Forecast: May sales in the Mobile area were 41 units or 9.3 percent above the Alabama Center for Real Estate’s (ACRE) monthly forecast. ACRE projected 441 total sales during May, while there were 482 actual sales during the month. ACRE’s year-to-date forecast projected 1,877 sales in the area through May, while there were 1,856 actual year-to-date sales.
Supply: The Mobile-area housing inventory in May was 1,524 units, a decrease of 19.4 percent from May 2017. Inventory has declined 59.3 percent from the 10-year May peak of 3,749 units reached in 2010.
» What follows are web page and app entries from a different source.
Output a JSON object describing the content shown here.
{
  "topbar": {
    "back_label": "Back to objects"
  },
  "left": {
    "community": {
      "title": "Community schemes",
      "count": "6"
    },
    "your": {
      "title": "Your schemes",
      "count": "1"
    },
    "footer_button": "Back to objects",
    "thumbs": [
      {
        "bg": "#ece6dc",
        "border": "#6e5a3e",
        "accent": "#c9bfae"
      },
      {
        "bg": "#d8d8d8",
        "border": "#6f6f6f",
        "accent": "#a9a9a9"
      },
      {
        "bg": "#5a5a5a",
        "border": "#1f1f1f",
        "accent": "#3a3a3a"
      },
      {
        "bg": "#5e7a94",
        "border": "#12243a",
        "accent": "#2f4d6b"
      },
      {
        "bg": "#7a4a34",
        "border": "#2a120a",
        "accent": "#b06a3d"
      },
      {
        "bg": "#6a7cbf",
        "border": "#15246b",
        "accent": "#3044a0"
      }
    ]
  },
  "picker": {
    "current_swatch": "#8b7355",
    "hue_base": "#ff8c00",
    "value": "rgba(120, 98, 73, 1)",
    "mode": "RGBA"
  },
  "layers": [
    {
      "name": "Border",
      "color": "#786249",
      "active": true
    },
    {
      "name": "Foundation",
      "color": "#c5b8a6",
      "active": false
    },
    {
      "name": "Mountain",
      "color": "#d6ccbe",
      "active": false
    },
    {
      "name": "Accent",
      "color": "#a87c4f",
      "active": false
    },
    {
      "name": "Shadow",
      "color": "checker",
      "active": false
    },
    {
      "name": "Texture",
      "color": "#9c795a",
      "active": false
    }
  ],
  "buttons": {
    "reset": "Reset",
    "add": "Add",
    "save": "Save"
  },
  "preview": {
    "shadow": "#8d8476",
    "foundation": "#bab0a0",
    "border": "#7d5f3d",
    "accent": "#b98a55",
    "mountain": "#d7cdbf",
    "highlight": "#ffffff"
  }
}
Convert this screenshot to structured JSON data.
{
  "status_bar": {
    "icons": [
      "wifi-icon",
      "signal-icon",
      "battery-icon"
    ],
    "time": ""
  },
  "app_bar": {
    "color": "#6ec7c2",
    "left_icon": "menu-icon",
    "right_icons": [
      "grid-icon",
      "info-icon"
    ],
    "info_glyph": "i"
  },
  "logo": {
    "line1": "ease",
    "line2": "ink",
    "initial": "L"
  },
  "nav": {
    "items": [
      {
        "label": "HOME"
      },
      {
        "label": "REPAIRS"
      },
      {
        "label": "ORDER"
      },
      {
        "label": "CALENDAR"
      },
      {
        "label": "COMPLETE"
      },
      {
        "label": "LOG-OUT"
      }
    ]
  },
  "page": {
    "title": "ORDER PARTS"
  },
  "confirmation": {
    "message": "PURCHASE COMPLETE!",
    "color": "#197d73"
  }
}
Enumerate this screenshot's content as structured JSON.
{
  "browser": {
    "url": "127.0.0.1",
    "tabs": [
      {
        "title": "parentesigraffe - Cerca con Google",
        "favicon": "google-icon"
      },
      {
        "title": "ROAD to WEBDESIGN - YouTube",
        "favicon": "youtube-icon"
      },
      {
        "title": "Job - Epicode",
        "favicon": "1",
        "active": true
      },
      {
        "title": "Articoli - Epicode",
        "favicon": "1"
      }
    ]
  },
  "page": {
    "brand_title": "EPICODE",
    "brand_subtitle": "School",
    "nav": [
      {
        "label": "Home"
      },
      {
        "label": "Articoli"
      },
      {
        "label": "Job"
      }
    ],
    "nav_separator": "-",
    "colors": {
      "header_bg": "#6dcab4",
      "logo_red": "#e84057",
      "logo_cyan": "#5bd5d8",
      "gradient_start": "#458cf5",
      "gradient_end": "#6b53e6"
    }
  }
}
Demand: May sales increased 8.6 percent from April. Homes selling in the area during May averaged 71 days on the market, a decrease of 30 days from the days-on-market average from the same month in 2017. Homes sold 30 days faster than the five-year May average of 101 days on the market.
Seeking balance: The inventory of homes for sale divided by the current monthly sales volume equals the number of months of housing supply. Most real estate professionals consider the market to be in balance at approximately 6 months of housing supply. The Mobile area has 3.2 months of housing supply, down from 4.9 months during the same period in 2017. The five-year average for the month of May is 6.2 months of housing supply.
Pricing: The Mobile-area median sales price in May was $149,250, an increase of 12.6 percent from this time last year. The May median sales price increased .7 percent from the previous month. Median sales prices can fluctuate from month to month as the sample size of data is subject to seasonal buying patterns. ACRE highly recommends consulting with a local real estate professional to discuss prices, which can vary from neighborhood to neighborhood.
Industry perspective: In both Alabama and the United States, the spring home-buying season has been affected greatly by very low inventory levels. April residential listings decreased 10 percent in the state and decreased 6 percent nationwide from one year ago. Residential sales in Alabama, however, increased 16 percent from one year ago, which is impressive considering the 10 percent drop in inventory. Home price appreciation cooled off somewhat as the statewide median sales price increased 2 percent from one year ago, while it increased 7 percent during the first quarter of the year. Going forward, home sales prices are expected to continue their upward climb during the summer as inventory levels are likely to repeat the declines that were seen during the spring.